- [Your task] Write out every line of the material exactly as it appears.

- [Exercise data]
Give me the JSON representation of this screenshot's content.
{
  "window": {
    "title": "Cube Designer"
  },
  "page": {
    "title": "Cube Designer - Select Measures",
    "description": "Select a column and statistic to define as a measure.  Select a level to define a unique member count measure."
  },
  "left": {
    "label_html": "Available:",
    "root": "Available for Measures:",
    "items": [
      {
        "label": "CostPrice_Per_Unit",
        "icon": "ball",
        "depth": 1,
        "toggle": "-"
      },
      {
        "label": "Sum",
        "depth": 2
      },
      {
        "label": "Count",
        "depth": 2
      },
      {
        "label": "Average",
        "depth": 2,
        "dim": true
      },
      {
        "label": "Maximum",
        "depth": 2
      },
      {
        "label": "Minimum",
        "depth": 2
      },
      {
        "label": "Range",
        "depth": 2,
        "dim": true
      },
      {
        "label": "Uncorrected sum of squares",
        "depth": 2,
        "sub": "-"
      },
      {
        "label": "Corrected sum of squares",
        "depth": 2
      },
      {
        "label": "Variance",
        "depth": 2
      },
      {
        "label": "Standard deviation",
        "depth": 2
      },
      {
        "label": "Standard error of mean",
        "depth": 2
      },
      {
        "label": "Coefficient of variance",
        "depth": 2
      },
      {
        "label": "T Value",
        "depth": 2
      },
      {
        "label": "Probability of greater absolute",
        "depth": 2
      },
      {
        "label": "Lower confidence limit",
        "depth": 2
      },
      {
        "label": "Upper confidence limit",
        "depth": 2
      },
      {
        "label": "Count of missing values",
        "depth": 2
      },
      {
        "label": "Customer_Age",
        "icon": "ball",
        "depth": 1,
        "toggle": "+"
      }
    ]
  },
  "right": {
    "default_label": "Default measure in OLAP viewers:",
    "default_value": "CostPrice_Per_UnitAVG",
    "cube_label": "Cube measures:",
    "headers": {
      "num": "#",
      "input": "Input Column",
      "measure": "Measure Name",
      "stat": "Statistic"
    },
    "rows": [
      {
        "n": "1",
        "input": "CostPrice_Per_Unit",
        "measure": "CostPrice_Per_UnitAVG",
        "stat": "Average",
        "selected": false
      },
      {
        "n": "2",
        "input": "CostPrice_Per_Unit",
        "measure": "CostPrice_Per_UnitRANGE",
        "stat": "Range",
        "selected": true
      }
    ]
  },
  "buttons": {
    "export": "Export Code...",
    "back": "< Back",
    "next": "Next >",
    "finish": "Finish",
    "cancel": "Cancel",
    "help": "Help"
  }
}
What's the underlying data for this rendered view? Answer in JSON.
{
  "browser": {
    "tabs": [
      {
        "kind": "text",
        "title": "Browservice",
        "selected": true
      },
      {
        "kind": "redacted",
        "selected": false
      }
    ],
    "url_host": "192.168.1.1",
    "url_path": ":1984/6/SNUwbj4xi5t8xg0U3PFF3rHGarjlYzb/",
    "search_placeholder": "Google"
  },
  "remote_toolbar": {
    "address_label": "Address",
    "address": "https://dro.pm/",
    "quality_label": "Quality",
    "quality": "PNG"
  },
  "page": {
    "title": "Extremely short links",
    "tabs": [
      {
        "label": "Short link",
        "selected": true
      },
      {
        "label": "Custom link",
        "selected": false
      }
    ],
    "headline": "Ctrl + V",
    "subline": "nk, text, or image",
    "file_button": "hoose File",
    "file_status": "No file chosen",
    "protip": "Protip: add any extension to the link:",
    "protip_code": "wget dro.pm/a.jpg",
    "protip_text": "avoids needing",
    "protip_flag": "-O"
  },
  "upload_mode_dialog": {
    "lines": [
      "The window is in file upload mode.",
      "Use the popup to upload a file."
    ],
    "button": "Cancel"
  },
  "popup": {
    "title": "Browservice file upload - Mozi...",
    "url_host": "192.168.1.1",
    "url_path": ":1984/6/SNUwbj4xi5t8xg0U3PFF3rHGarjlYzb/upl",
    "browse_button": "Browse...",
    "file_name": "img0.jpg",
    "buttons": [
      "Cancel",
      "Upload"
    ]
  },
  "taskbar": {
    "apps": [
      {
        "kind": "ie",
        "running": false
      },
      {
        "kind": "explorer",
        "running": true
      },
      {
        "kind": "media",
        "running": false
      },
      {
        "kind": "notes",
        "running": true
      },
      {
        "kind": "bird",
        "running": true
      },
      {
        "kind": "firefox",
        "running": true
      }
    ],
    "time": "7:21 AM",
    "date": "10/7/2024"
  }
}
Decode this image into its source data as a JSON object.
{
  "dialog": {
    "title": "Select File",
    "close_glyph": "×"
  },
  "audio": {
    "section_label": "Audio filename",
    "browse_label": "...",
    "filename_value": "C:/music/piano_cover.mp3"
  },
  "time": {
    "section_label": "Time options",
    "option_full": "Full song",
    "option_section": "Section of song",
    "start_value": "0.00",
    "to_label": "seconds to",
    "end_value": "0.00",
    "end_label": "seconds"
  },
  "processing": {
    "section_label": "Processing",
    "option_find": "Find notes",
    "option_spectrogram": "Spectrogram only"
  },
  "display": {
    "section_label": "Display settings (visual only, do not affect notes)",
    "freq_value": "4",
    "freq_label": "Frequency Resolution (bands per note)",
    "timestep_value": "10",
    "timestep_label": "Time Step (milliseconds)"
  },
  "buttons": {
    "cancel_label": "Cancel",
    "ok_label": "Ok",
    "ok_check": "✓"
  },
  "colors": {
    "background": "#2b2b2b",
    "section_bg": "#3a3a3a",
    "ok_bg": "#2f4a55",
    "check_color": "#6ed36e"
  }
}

- [Answer box]
Give me the JSON representation of this screenshot's content.
{
  "window": {
    "title": "Cube Designer"
  },
  "page": {
    "title": "Cube Designer - Select Measures",
    "description": "Select a column and statistic to define as a measure.  Select a level to define a unique member count measure."
  },
  "left": {
    "label_html": "Available:",
    "root": "Available for Measures:",
    "items": [
      {
        "label": "CostPrice_Per_Unit",
        "icon": "ball",
        "depth": 1,
        "toggle": "-"
      },
      {
        "label": "Sum",
        "depth": 2
      },
      {
        "label": "Count",
        "depth": 2
      },
      {
        "label": "Average",
        "depth": 2,
        "dim": true
      },
      {
        "label": "Maximum",
        "depth": 2
      },
      {
        "label": "Minimum",
        "depth": 2
      },
      {
        "label": "Range",
        "depth": 2,
        "dim": true
      },
      {
        "label": "Uncorrected sum of squares",
        "depth": 2,
        "sub": "-"
      },
      {
        "label": "Corrected sum of squares",
        "depth": 2
      },
      {
        "label": "Variance",
        "depth": 2
      },
      {
        "label": "Standard deviation",
        "depth": 2
      },
      {
        "label": "Standard error of mean",
        "depth": 2
      },
      {
        "label": "Coefficient of variance",
        "depth": 2
      },
      {
        "label": "T Value",
        "depth": 2
      },
      {
        "label": "Probability of greater absolute",
        "depth": 2
      },
      {
        "label": "Lower confidence limit",
        "depth": 2
      },
      {
        "label": "Upper confidence limit",
        "depth": 2
      },
      {
        "label": "Count of missing values",
        "depth": 2
      },
      {
        "label": "Customer_Age",
        "icon": "ball",
        "depth": 1,
        "toggle": "+"
      }
    ]
  },
  "right": {
    "default_label": "Default measure in OLAP viewers:",
    "default_value": "CostPrice_Per_UnitAVG",
    "cube_label": "Cube measures:",
    "headers": {
      "num": "#",
      "input": "Input Column",
      "measure": "Measure Name",
      "stat": "Statistic"
    },
    "rows": [
      {
        "n": "1",
        "input": "CostPrice_Per_Unit",
        "measure": "CostPrice_Per_UnitAVG",
        "stat": "Average",
        "selected": false
      },
      {
        "n": "2",
        "input": "CostPrice_Per_Unit",
        "measure": "CostPrice_Per_UnitRANGE",
        "stat": "Range",
        "selected": true
      }
    ]
  },
  "buttons": {
    "export": "Export Code...",
    "back": "< Back",
    "next": "Next >",
    "finish": "Finish",
    "cancel": "Cancel",
    "help": "Help"
  }
}
What's the underlying data for this rendered view? Answer in JSON.
{
  "browser": {
    "tabs": [
      {
        "kind": "text",
        "title": "Browservice",
        "selected": true
      },
      {
        "kind": "redacted",
        "selected": false
      }
    ],
    "url_host": "192.168.1.1",
    "url_path": ":1984/6/SNUwbj4xi5t8xg0U3PFF3rHGarjlYzb/",
    "search_placeholder": "Google"
  },
  "remote_toolbar": {
    "address_label": "Address",
    "address": "https://dro.pm/",
    "quality_label": "Quality",
    "quality": "PNG"
  },
  "page": {
    "title": "Extremely short links",
    "tabs": [
      {
        "label": "Short link",
        "selected": true
      },
      {
        "label": "Custom link",
        "selected": false
      }
    ],
    "headline": "Ctrl + V",
    "subline": "nk, text, or image",
    "file_button": "hoose File",
    "file_status": "No file chosen",
    "protip": "Protip: add any extension to the link:",
    "protip_code": "wget dro.pm/a.jpg",
    "protip_text": "avoids needing",
    "protip_flag": "-O"
  },
  "upload_mode_dialog": {
    "lines": [
      "The window is in file upload mode.",
      "Use the popup to upload a file."
    ],
    "button": "Cancel"
  },
  "popup": {
    "title": "Browservice file upload - Mozi...",
    "url_host": "192.168.1.1",
    "url_path": ":1984/6/SNUwbj4xi5t8xg0U3PFF3rHGarjlYzb/upl",
    "browse_button": "Browse...",
    "file_name": "img0.jpg",
    "buttons": [
      "Cancel",
      "Upload"
    ]
  },
  "taskbar": {
    "apps": [
      {
        "kind": "ie",
        "running": false
      },
      {
        "kind": "explorer",
        "running": true
      },
      {
        "kind": "media",
        "running": false
      },
      {
        "kind": "notes",
        "running": true
      },
      {
        "kind": "bird",
        "running": true
      },
      {
        "kind": "firefox",
        "running": true
      }
    ],
    "time": "7:21 AM",
    "date": "10/7/2024"
  }
}
Decode this image into its source data as a JSON object.
{
  "dialog": {
    "title": "Select File",
    "close_glyph": "×"
  },
  "audio": {
    "section_label": "Audio filename",
    "browse_label": "...",
    "filename_value": "C:/music/piano_cover.mp3"
  },
  "time": {
    "section_label": "Time options",
    "option_full": "Full song",
    "option_section": "Section of song",
    "start_value": "0.00",
    "to_label": "seconds to",
    "end_value": "0.00",
    "end_label": "seconds"
  },
  "processing": {
    "section_label": "Processing",
    "option_find": "Find notes",
    "option_spectrogram": "Spectrogram only"
  },
  "display": {
    "section_label": "Display settings (visual only, do not affect notes)",
    "freq_value": "4",
    "freq_label": "Frequency Resolution (bands per note)",
    "timestep_value": "10",
    "timestep_label": "Time Step (milliseconds)"
  },
  "buttons": {
    "cancel_label": "Cancel",
    "ok_label": "Ok",
    "ok_check": "✓"
  },
  "colors": {
    "background": "#2b2b2b",
    "section_bg": "#3a3a3a",
    "ok_bg": "#2f4a55",
    "check_color": "#6ed36e"
  }
}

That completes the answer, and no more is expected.